It begins with the lighting of a candle, the bright tone of a ringing bell, and a card plucked from a deck of Buddhist prayer cards then read aloud: “Now may every living thing, young or old, weak or strong, living near or far, known or unknown, living or departed, or yet unborn – may every living thing be full of bliss.”
On this Monday morning in a northern suburb of Brisbane, six clinical nurses and support staff are gathered around a table inside a building known as Karuna House. Its walls are painted pale blue, its ceilings are high, and pinned to a corkboard are dozens of booklets gathered from funerals and memorial services. These are some of the organisation’s recently deceased clients, for the nature of Karuna’s work is to offer support to people who are terminally ill, providing in-home palliative care services to about 50 families at a time. Written in red on a whiteboard is the number four – the tally of clients who died the previous week in mid-November; the same as the week before.

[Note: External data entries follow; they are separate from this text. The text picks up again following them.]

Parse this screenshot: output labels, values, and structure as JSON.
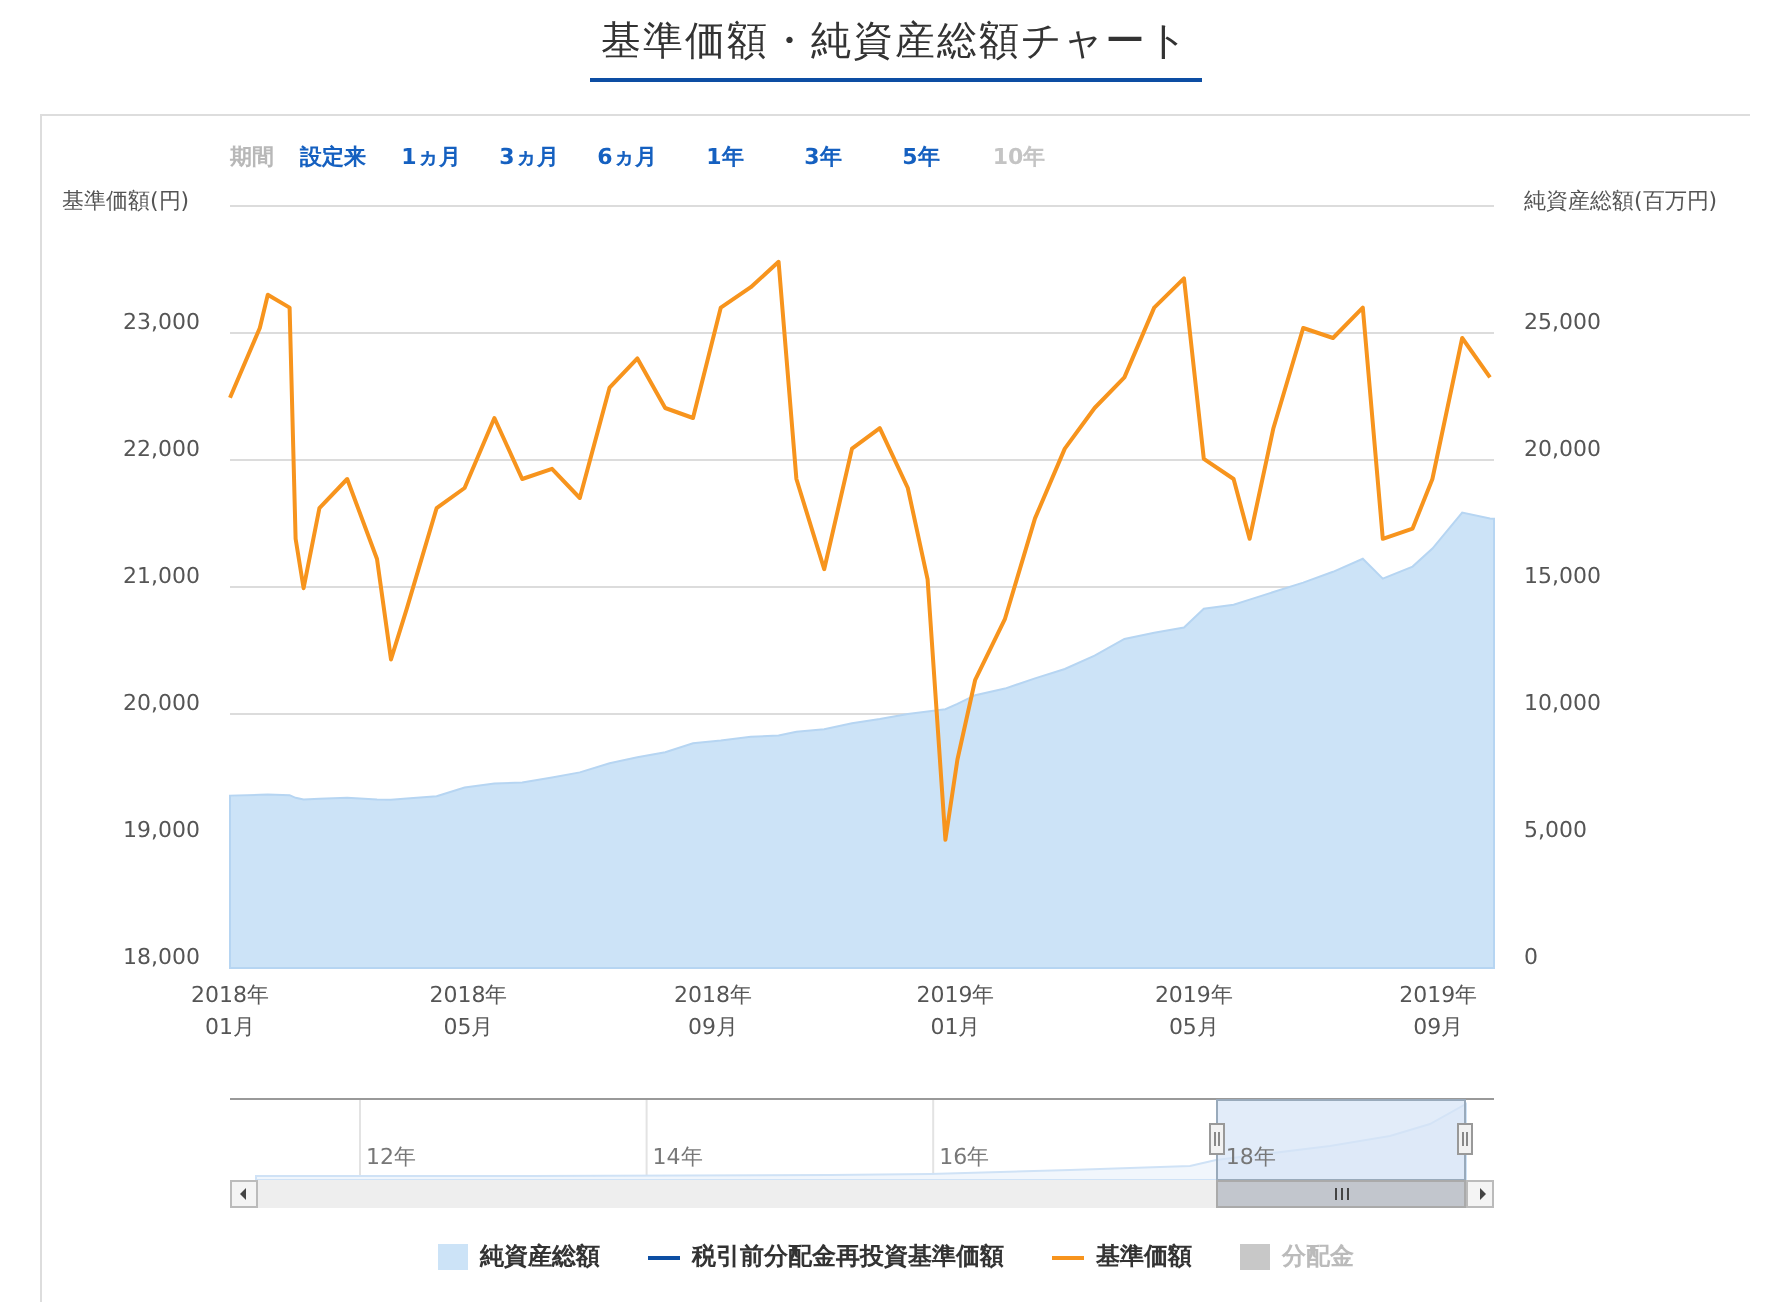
{
  "title": "基準価額・純資産総額チャート",
  "periods": {
    "label": "期間",
    "buttons": [
      {
        "label": "設定来",
        "disabled": false
      },
      {
        "label": "1ヵ月",
        "disabled": false
      },
      {
        "label": "3ヵ月",
        "disabled": false
      },
      {
        "label": "6ヵ月",
        "disabled": false
      },
      {
        "label": "1年",
        "disabled": false
      },
      {
        "label": "3年",
        "disabled": false
      },
      {
        "label": "5年",
        "disabled": false
      },
      {
        "label": "10年",
        "disabled": true
      }
    ]
  },
  "chart": {
    "chart_data": {
      "type": "line",
      "ylabel": "基準価額(円)",
      "y2label": "純資産総額(百万円)",
      "x": [
        "2018-01-01",
        "2018-01-16",
        "2018-01-20",
        "2018-01-31",
        "2018-02-03",
        "2018-02-07",
        "2018-02-15",
        "2018-03-01",
        "2018-03-16",
        "2018-03-23",
        "2018-03-31",
        "2018-04-15",
        "2018-04-29",
        "2018-05-14",
        "2018-05-28",
        "2018-06-12",
        "2018-06-26",
        "2018-07-11",
        "2018-07-25",
        "2018-08-08",
        "2018-08-22",
        "2018-09-05",
        "2018-09-20",
        "2018-10-04",
        "2018-10-13",
        "2018-10-27",
        "2018-11-10",
        "2018-11-24",
        "2018-12-08",
        "2018-12-18",
        "2018-12-27",
        "2019-01-02",
        "2019-01-11",
        "2019-01-26",
        "2019-02-10",
        "2019-02-25",
        "2019-03-12",
        "2019-03-27",
        "2019-04-11",
        "2019-04-26",
        "2019-05-06",
        "2019-05-21",
        "2019-05-29",
        "2019-06-10",
        "2019-06-25",
        "2019-07-10",
        "2019-07-25",
        "2019-08-04",
        "2019-08-19",
        "2019-08-29",
        "2019-09-13",
        "2019-09-27"
      ],
      "xlim": [
        "2018-01-01",
        "2019-09-29"
      ],
      "xticks": [
        {
          "value": "2018-01-01",
          "label": "2018年\n01月"
        },
        {
          "value": "2018-05-01",
          "label": "2018年\n05月"
        },
        {
          "value": "2018-09-01",
          "label": "2018年\n09月"
        },
        {
          "value": "2019-01-01",
          "label": "2019年\n01月"
        },
        {
          "value": "2019-05-01",
          "label": "2019年\n05月"
        },
        {
          "value": "2019-09-01",
          "label": "2019年\n09月"
        }
      ],
      "ylim": [
        18000,
        24000
      ],
      "yticks": [
        {
          "value": 18000,
          "label": "18,000"
        },
        {
          "value": 19000,
          "label": "19,000"
        },
        {
          "value": 20000,
          "label": "20,000"
        },
        {
          "value": 21000,
          "label": "21,000"
        },
        {
          "value": 22000,
          "label": "22,000"
        },
        {
          "value": 23000,
          "label": "23,000"
        }
      ],
      "grid": true,
      "y2lim": [
        0,
        30000
      ],
      "y2ticks": [
        {
          "value": 0,
          "label": "0"
        },
        {
          "value": 5000,
          "label": "5,000"
        },
        {
          "value": 10000,
          "label": "10,000"
        },
        {
          "value": 15000,
          "label": "15,000"
        },
        {
          "value": 20000,
          "label": "20,000"
        },
        {
          "value": 25000,
          "label": "25,000"
        }
      ],
      "series": [
        {
          "name": "純資産総額",
          "type": "area",
          "axis": "y2",
          "color": "#cce3f7",
          "values": [
            6790,
            6820,
            6830,
            6800,
            6700,
            6640,
            6660,
            6700,
            6640,
            6620,
            6680,
            6760,
            7100,
            7270,
            7300,
            7500,
            7700,
            8060,
            8300,
            8500,
            8850,
            8950,
            9100,
            9160,
            9300,
            9400,
            9640,
            9800,
            10000,
            10100,
            10190,
            10400,
            10740,
            11000,
            11400,
            11770,
            12300,
            12950,
            13200,
            13400,
            14140,
            14300,
            14500,
            14800,
            15170,
            15600,
            16110,
            15330,
            15800,
            16510,
            17930,
            17690
          ]
        },
        {
          "name": "基準価額",
          "type": "line",
          "color": "#f7941d",
          "values": [
            22490,
            23040,
            23300,
            23200,
            21380,
            20990,
            21620,
            21850,
            21220,
            20430,
            20830,
            21620,
            21780,
            22330,
            21850,
            21930,
            21700,
            22570,
            22800,
            22410,
            22330,
            23200,
            23360,
            23560,
            21850,
            21140,
            22090,
            22250,
            21780,
            21060,
            19010,
            19640,
            20270,
            20750,
            21540,
            22090,
            22410,
            22650,
            23200,
            23430,
            22010,
            21850,
            21380,
            22250,
            23040,
            22960,
            23200,
            21380,
            21460,
            21850,
            22960,
            22650
          ]
        }
      ]
    }
  },
  "navigator": {
    "labels": [
      "12年",
      "14年",
      "16年",
      "18年"
    ]
  },
  "legend": [
    {
      "kind": "series",
      "disabled": false
    },
    {
      "label": "税引前分配金再投資基準価額",
      "kind": "line",
      "color": "#0d4ea3",
      "disabled": false
    },
    {
      "kind": "series",
      "disabled": false
    },
    {
      "label": "分配金",
      "kind": "area",
      "color": "#c8c8c8",
      "disabled": true
    }
  ]
}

In a corner of the room beside an open window sits Camille Doyle, 40, who listens intently while making handwritten notes on a printed page that shows her clients’ names, addresses and current assessment: “stable”, “unstable”, “deteriorating”, or “terminal”. This fourth stage is followed by bereavement, which involves caring for those left behind. Today Camille will visit four homes; by now, she knows these people intimately and the routes to their houses so well that she doesn’t need a map.

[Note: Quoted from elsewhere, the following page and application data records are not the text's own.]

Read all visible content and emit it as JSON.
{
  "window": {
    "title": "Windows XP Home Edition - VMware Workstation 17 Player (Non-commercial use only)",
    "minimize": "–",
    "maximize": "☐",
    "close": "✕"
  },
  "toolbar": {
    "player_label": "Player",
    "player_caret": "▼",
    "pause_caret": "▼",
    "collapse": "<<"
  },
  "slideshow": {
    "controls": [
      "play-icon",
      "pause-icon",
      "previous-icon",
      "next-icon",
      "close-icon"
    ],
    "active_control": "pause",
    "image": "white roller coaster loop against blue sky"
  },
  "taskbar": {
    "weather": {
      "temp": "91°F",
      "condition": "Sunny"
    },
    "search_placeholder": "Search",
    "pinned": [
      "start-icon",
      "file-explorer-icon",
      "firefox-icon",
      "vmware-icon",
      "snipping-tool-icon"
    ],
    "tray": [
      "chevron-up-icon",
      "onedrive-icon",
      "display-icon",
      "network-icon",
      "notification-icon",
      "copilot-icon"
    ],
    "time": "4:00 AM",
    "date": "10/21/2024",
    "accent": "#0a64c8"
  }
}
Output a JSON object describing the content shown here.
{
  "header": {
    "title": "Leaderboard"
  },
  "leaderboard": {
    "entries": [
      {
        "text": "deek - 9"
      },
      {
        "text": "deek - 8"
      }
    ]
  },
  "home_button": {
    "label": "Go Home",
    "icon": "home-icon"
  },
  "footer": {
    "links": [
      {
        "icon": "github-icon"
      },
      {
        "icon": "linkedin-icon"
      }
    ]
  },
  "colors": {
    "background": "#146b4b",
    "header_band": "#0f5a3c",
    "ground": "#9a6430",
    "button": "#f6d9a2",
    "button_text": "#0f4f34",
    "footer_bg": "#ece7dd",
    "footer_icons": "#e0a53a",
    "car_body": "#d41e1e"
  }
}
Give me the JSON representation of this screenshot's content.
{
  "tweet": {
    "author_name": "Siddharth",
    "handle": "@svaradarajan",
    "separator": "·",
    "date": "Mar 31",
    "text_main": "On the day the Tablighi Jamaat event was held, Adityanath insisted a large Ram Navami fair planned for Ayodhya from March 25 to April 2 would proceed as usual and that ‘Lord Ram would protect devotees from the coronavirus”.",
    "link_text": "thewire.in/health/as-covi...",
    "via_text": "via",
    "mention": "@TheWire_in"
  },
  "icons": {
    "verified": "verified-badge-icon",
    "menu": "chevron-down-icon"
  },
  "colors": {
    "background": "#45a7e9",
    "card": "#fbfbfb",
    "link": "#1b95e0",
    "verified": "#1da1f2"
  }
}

On a bushy block in Samford Valley, 25km north-west of Brisbane CBD, sits a large timber house owned by a married couple of 49 years. When Camille knocks on the door at 11.30am, she is greeted by Sandra Huelsmann, a 73-year-old grandmother who wears pearl earrings and a silver heart necklace. “Hello, Millie,” says Sandra, smiling. They hug, and Sandra welcomes the nurse into a home she has visited regularly for the past six months, an unusually long relationship for Karuna. The longer duration reflects the complex nature of this particular palliative situation.
On an adjustable bed in a room towards the front of the house is Tony Huelsmann, a retired dancer, choreographer and dance instructor whose skills were once in high demand at schools throughout Melbourne and Brisbane. Sandra was one of his dance students. He was 30 when they met, seven years older than her, and it was love at first sight.

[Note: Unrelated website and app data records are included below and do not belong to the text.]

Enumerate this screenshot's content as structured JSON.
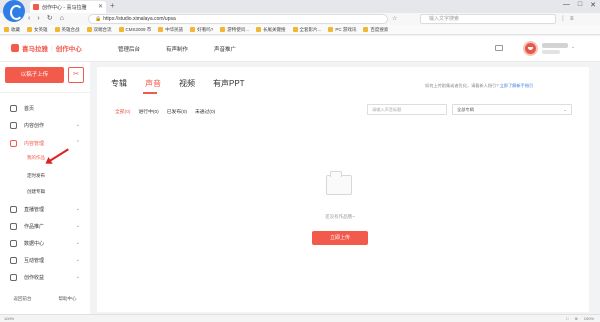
{
  "browser": {
    "tab_title": "创作中心 - 喜马拉雅",
    "tab_close": "✕",
    "new_tab": "+",
    "window_controls": [
      "—",
      "□",
      "✕"
    ],
    "url": "https://studio.ximalaya.com/upsa",
    "search_placeholder": "输入文字搜索",
    "nav_icons": [
      "back-icon",
      "forward-icon",
      "reload-icon",
      "home-icon"
    ],
    "bookmarks": [
      "收藏",
      "女英雄",
      "英雄合战",
      "双端合流",
      "CMS2009 市",
      "中华民族",
      "好看吗?",
      "游特使问...",
      "长尾关键搜",
      "全套影片...",
      "PC 游戏讯",
      "百度搜索"
    ]
  },
  "header": {
    "logo_brand": "喜马拉雅",
    "logo_sub": "创作中心",
    "nav": [
      "管理后台",
      "有声制作",
      "声音推广"
    ]
  },
  "sidebar": {
    "upload_label": "以稿子上传",
    "scissors_icon": "✂",
    "items": [
      {
        "label": "首页",
        "icon": "home-icon"
      },
      {
        "label": "内容创作",
        "icon": "edit-icon",
        "arrow": "⌄"
      },
      {
        "label": "内容管理",
        "icon": "folder-icon",
        "arrow": "⌃",
        "active": true
      }
    ],
    "subitems": [
      "我的作品",
      "定时发布",
      "创建专辑"
    ],
    "items2": [
      {
        "label": "直播管理",
        "icon": "live-icon",
        "arrow": "⌄"
      },
      {
        "label": "作品推广",
        "icon": "promote-icon",
        "arrow": "⌄"
      },
      {
        "label": "数据中心",
        "icon": "data-icon",
        "arrow": "⌄"
      },
      {
        "label": "互动管理",
        "icon": "chat-icon",
        "arrow": "⌄"
      },
      {
        "label": "创作收益",
        "icon": "coin-icon",
        "arrow": "⌄"
      }
    ],
    "bottom": [
      "返回前台",
      "帮助中心"
    ]
  },
  "main": {
    "tabs": [
      "专辑",
      "声音",
      "视频",
      "有声PPT"
    ],
    "help_prefix": "如何上传剧集或者优化，请看新人指引?",
    "help_link": "立即了解新手指引",
    "subtabs": [
      "全部(0)",
      "进行中(0)",
      "已发布(0)",
      "未通过(0)"
    ],
    "search_placeholder": "请输入声音标题",
    "album_select": "全部专辑",
    "empty_text": "还没有作品哦~",
    "upload_cta": "立即上传"
  },
  "statusbar": {
    "left": "100%",
    "right": [
      "□",
      "⊕",
      "100%"
    ]
  },
  "colors": {
    "accent": "#f25a4b",
    "link": "#3b7ddd"
  }
}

Born in Germany, Tony has spent much of his life in Australia. Now 80, he is dying from complications associated with several internal and external cancers, including a rash of angry red squamous cell carcinomas that have colonised the skin of his swollen upper thighs. These painful sores require daily dressings, performed by a personal care worker, while Karuna’s rotating roster of nurses help with symptom management, bed-baths, toileting and bedding changes, as well as emotional support for both husband and wife.
Since May, Tony’s world-spanning life has been confined more or less to these four walls while Sandra cares for his every need. At night, she snatches sleep where possible. It is their wish for Tony to die at home and they are both determined to see this wish fulfilled.